[Provided data — start]
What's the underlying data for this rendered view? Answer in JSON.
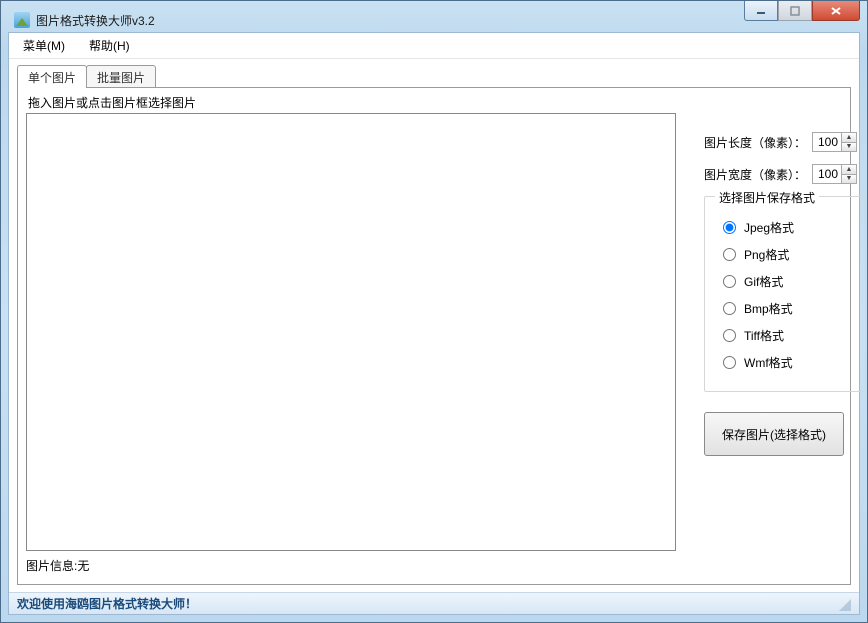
{
  "window": {
    "title": "图片格式转换大师v3.2"
  },
  "menu": {
    "items": [
      "菜单(M)",
      "帮助(H)"
    ]
  },
  "tabs": {
    "items": [
      "单个图片",
      "批量图片"
    ],
    "active": 0
  },
  "drop": {
    "hint": "拖入图片或点击图片框选择图片"
  },
  "dims": {
    "length_label": "图片长度（像素）：",
    "length_value": "100",
    "width_label": "图片宽度（像素）：",
    "width_value": "100"
  },
  "formats": {
    "legend": "选择图片保存格式",
    "options": [
      "Jpeg格式",
      "Png格式",
      "Gif格式",
      "Bmp格式",
      "Tiff格式",
      "Wmf格式"
    ],
    "selected": 0
  },
  "save_button": "保存图片(选择格式)",
  "info": {
    "label": "图片信息:",
    "value": "无"
  },
  "status": "欢迎使用海鸥图片格式转换大师！"
}
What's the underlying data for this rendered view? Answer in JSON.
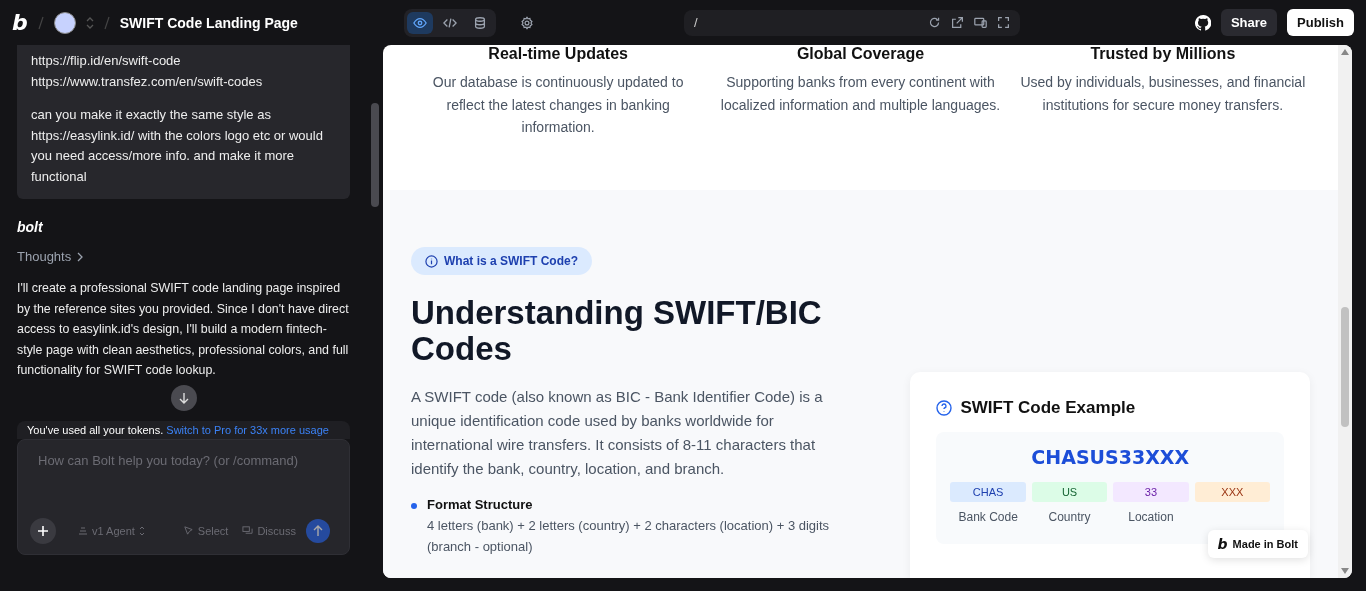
{
  "topbar": {
    "logo": "b",
    "project_title": "SWIFT Code Landing Page",
    "view_tabs": [
      {
        "kind": "preview",
        "selected": true
      },
      {
        "kind": "code",
        "selected": false
      },
      {
        "kind": "database",
        "selected": false
      }
    ],
    "url": "/",
    "share": "Share",
    "publish": "Publish"
  },
  "chat": {
    "user_message": {
      "links": [
        "https://flip.id/en/swift-code",
        "https://www.transfez.com/en/swift-codes"
      ],
      "text": "can you make it exactly the same style as https://easylink.id/ with the colors logo etc or would you need access/more info. and make it more functional"
    },
    "assistant_name": "bolt",
    "thoughts": "Thoughts",
    "reply": "I'll create a professional SWIFT code landing page inspired by the reference sites you provided. Since I don't have direct access to easylink.id's design, I'll build a modern fintech-style page with clean aesthetics, professional colors, and full functionality for SWIFT code lookup.",
    "token_notice": {
      "text": "You've used all your tokens.",
      "link": "Switch to Pro for 33x more usage"
    },
    "input": {
      "placeholder": "How can Bolt help you today? (or /command)"
    },
    "agent": "v1 Agent",
    "select": "Select",
    "discuss": "Discuss"
  },
  "preview": {
    "features": [
      {
        "title": "Real-time Updates",
        "text": "Our database is continuously updated to reflect the latest changes in banking information."
      },
      {
        "title": "Global Coverage",
        "text": "Supporting banks from every continent with localized information and multiple languages."
      },
      {
        "title": "Trusted by Millions",
        "text": "Used by individuals, businesses, and financial institutions for secure money transfers."
      }
    ],
    "badge": "What is a SWIFT Code?",
    "heading": "Understanding SWIFT/BIC Codes",
    "paragraph": "A SWIFT code (also known as BIC - Bank Identifier Code) is a unique identification code used by banks worldwide for international wire transfers. It consists of 8-11 characters that identify the bank, country, location, and branch.",
    "bullets": [
      {
        "title": "Format Structure",
        "text": "4 letters (bank) + 2 letters (country) + 2 characters (location) + 3 digits (branch - optional)"
      }
    ],
    "example_card": {
      "title": "SWIFT Code Example",
      "code": "CHASUS33XXX",
      "parts": [
        {
          "code": "CHAS",
          "label": "Bank Code",
          "color": "#dbeafe"
        },
        {
          "code": "US",
          "label": "Country",
          "color": "#dcfce7"
        },
        {
          "code": "33",
          "label": "Location",
          "color": "#f3e8ff"
        },
        {
          "code": "XXX",
          "color": "#ffedd5"
        }
      ]
    },
    "made_in": {
      "logo": "b",
      "text": "Made in Bolt"
    }
  }
}
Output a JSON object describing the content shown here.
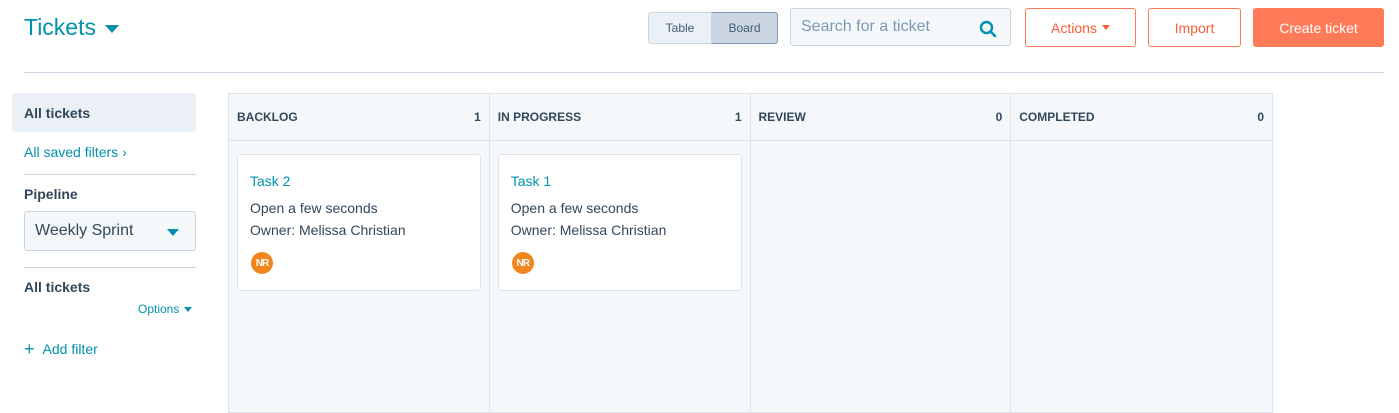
{
  "header": {
    "title": "Tickets",
    "view_toggle": {
      "table_label": "Table",
      "board_label": "Board",
      "active": "Board"
    },
    "search": {
      "placeholder": "Search for a ticket",
      "value": ""
    },
    "actions_label": "Actions",
    "import_label": "Import",
    "create_label": "Create ticket"
  },
  "sidebar": {
    "all_tickets_label": "All tickets",
    "saved_filters_label": "All saved filters",
    "pipeline_label": "Pipeline",
    "pipeline_value": "Weekly Sprint",
    "section_label": "All tickets",
    "options_label": "Options",
    "add_filter_label": "Add filter"
  },
  "board": {
    "columns": [
      {
        "title": "BACKLOG",
        "count": "1",
        "cards": [
          {
            "title": "Task 2",
            "status": "Open a few seconds",
            "owner": "Owner: Melissa Christian",
            "avatar_initials": "NR"
          }
        ]
      },
      {
        "title": "IN PROGRESS",
        "count": "1",
        "cards": [
          {
            "title": "Task 1",
            "status": "Open a few seconds",
            "owner": "Owner: Melissa Christian",
            "avatar_initials": "NR"
          }
        ]
      },
      {
        "title": "REVIEW",
        "count": "0",
        "cards": []
      },
      {
        "title": "COMPLETED",
        "count": "0",
        "cards": []
      }
    ]
  },
  "colors": {
    "accent": "#0091ae",
    "brand_orange": "#ff7a59",
    "text": "#33475b",
    "avatar": "#f2851d"
  }
}
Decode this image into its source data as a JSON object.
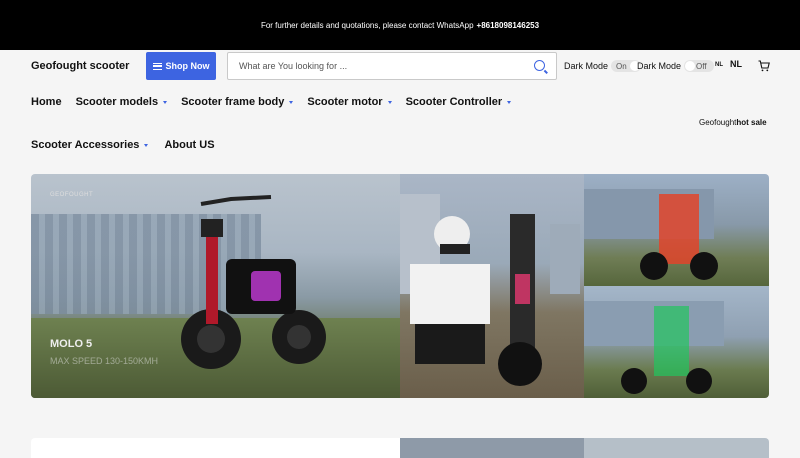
{
  "announcement": {
    "text": "For further details and quotations, please contact WhatsApp",
    "phone": "+8618098146253"
  },
  "header": {
    "brand": "Geofought scooter",
    "shop_now": "Shop Now",
    "search_placeholder": "What are You looking for ...",
    "dark_mode_1": {
      "label": "Dark Mode",
      "state": "On"
    },
    "dark_mode_2": {
      "label": "Dark Mode",
      "state": "Off"
    },
    "lang_small": "NL",
    "lang": "NL"
  },
  "nav": {
    "items": [
      {
        "label": "Home",
        "dropdown": false
      },
      {
        "label": "Scooter models",
        "dropdown": true
      },
      {
        "label": "Scooter frame body",
        "dropdown": true
      },
      {
        "label": "Scooter motor",
        "dropdown": true
      },
      {
        "label": "Scooter Controller",
        "dropdown": true
      },
      {
        "label": "Scooter Accessories",
        "dropdown": true
      },
      {
        "label": "About US",
        "dropdown": false
      }
    ],
    "hotsale_prefix": "Geofought",
    "hotsale_bold": "hot sale"
  },
  "hero": {
    "tag": "GEOFOUGHT",
    "title": "MOLO 5",
    "subtitle": "MAX SPEED 130-150KMH"
  },
  "colors": {
    "accent": "#3d64e1",
    "topbar": "#000000"
  }
}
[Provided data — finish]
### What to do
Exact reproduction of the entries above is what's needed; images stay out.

### Written answer
What's the underlying data for this rendered view? Answer in JSON.
{
  "window": {
    "title": "图片格式转换大师v3.2"
  },
  "menu": {
    "items": [
      "菜单(M)",
      "帮助(H)"
    ]
  },
  "tabs": {
    "items": [
      "单个图片",
      "批量图片"
    ],
    "active": 0
  },
  "drop": {
    "hint": "拖入图片或点击图片框选择图片"
  },
  "dims": {
    "length_label": "图片长度（像素）：",
    "length_value": "100",
    "width_label": "图片宽度（像素）：",
    "width_value": "100"
  },
  "formats": {
    "legend": "选择图片保存格式",
    "options": [
      "Jpeg格式",
      "Png格式",
      "Gif格式",
      "Bmp格式",
      "Tiff格式",
      "Wmf格式"
    ],
    "selected": 0
  },
  "save_button": "保存图片(选择格式)",
  "info": {
    "label": "图片信息:",
    "value": "无"
  },
  "status": "欢迎使用海鸥图片格式转换大师！"
}
What's the underlying data for this rendered view? Answer in JSON.
{
  "topbar": {
    "logo": "b",
    "project_title": "SWIFT Code Landing Page",
    "view_tabs": [
      {
        "kind": "preview",
        "selected": true
      },
      {
        "kind": "code",
        "selected": false
      },
      {
        "kind": "database",
        "selected": false
      }
    ],
    "url": "/",
    "share": "Share",
    "publish": "Publish"
  },
  "chat": {
    "user_message": {
      "links": [
        "https://flip.id/en/swift-code",
        "https://www.transfez.com/en/swift-codes"
      ],
      "text": "can you make it exactly the same style as https://easylink.id/ with the colors logo etc or would you need access/more info. and make it more functional"
    },
    "assistant_name": "bolt",
    "thoughts": "Thoughts",
    "reply": "I'll create a professional SWIFT code landing page inspired by the reference sites you provided. Since I don't have direct access to easylink.id's design, I'll build a modern fintech-style page with clean aesthetics, professional colors, and full functionality for SWIFT code lookup.",
    "token_notice": {
      "text": "You've used all your tokens.",
      "link": "Switch to Pro for 33x more usage"
    },
    "input": {
      "placeholder": "How can Bolt help you today? (or /command)"
    },
    "agent": "v1 Agent",
    "select": "Select",
    "discuss": "Discuss"
  },
  "preview": {
    "features": [
      {
        "title": "Real-time Updates",
        "text": "Our database is continuously updated to reflect the latest changes in banking information."
      },
      {
        "title": "Global Coverage",
        "text": "Supporting banks from every continent with localized information and multiple languages."
      },
      {
        "title": "Trusted by Millions",
        "text": "Used by individuals, businesses, and financial institutions for secure money transfers."
      }
    ],
    "badge": "What is a SWIFT Code?",
    "heading": "Understanding SWIFT/BIC Codes",
    "paragraph": "A SWIFT code (also known as BIC - Bank Identifier Code) is a unique identification code used by banks worldwide for international wire transfers. It consists of 8-11 characters that identify the bank, country, location, and branch.",
    "bullets": [
      {
        "title": "Format Structure",
        "text": "4 letters (bank) + 2 letters (country) + 2 characters (location) + 3 digits (branch - optional)"
      }
    ],
    "example_card": {
      "title": "SWIFT Code Example",
      "code": "CHASUS33XXX",
      "parts": [
        {
          "code": "CHAS",
          "label": "Bank Code",
          "color": "#dbeafe"
        },
        {
          "code": "US",
          "label": "Country",
          "color": "#dcfce7"
        },
        {
          "code": "33",
          "label": "Location",
          "color": "#f3e8ff"
        },
        {
          "code": "XXX",
          "color": "#ffedd5"
        }
      ]
    },
    "made_in": {
      "logo": "b",
      "text": "Made in Bolt"
    }
  }
}
Output a JSON object describing the content shown here.
{
  "header": {
    "title": "Tickets",
    "view_toggle": {
      "table_label": "Table",
      "board_label": "Board",
      "active": "Board"
    },
    "search": {
      "placeholder": "Search for a ticket",
      "value": ""
    },
    "actions_label": "Actions",
    "import_label": "Import",
    "create_label": "Create ticket"
  },
  "sidebar": {
    "all_tickets_label": "All tickets",
    "saved_filters_label": "All saved filters",
    "pipeline_label": "Pipeline",
    "pipeline_value": "Weekly Sprint",
    "section_label": "All tickets",
    "options_label": "Options",
    "add_filter_label": "Add filter"
  },
  "board": {
    "columns": [
      {
        "title": "BACKLOG",
        "count": "1",
        "cards": [
          {
            "title": "Task 2",
            "status": "Open a few seconds",
            "owner": "Owner: Melissa Christian",
            "avatar_initials": "NR"
          }
        ]
      },
      {
        "title": "IN PROGRESS",
        "count": "1",
        "cards": [
          {
            "title": "Task 1",
            "status": "Open a few seconds",
            "owner": "Owner: Melissa Christian",
            "avatar_initials": "NR"
          }
        ]
      },
      {
        "title": "REVIEW",
        "count": "0",
        "cards": []
      },
      {
        "title": "COMPLETED",
        "count": "0",
        "cards": []
      }
    ]
  },
  "colors": {
    "accent": "#0091ae",
    "brand_orange": "#ff7a59",
    "text": "#33475b",
    "avatar": "#f2851d"
  }
}
Decode this image into its source data as a JSON object.
{
  "announcement": {
    "text": "For further details and quotations, please contact WhatsApp",
    "phone": "+8618098146253"
  },
  "header": {
    "brand": "Geofought scooter",
    "shop_now": "Shop Now",
    "search_placeholder": "What are You looking for ...",
    "dark_mode_1": {
      "label": "Dark Mode",
      "state": "On"
    },
    "dark_mode_2": {
      "label": "Dark Mode",
      "state": "Off"
    },
    "lang_small": "NL",
    "lang": "NL"
  },
  "nav": {
    "items": [
      {
        "label": "Home",
        "dropdown": false
      },
      {
        "label": "Scooter models",
        "dropdown": true
      },
      {
        "label": "Scooter frame body",
        "dropdown": true
      },
      {
        "label": "Scooter motor",
        "dropdown": true
      },
      {
        "label": "Scooter Controller",
        "dropdown": true
      },
      {
        "label": "Scooter Accessories",
        "dropdown": true
      },
      {
        "label": "About US",
        "dropdown": false
      }
    ],
    "hotsale_prefix": "Geofought",
    "hotsale_bold": "hot sale"
  },
  "hero": {
    "tag": "GEOFOUGHT",
    "title": "MOLO 5",
    "subtitle": "MAX SPEED 130-150KMH"
  },
  "colors": {
    "accent": "#3d64e1",
    "topbar": "#000000"
  }
}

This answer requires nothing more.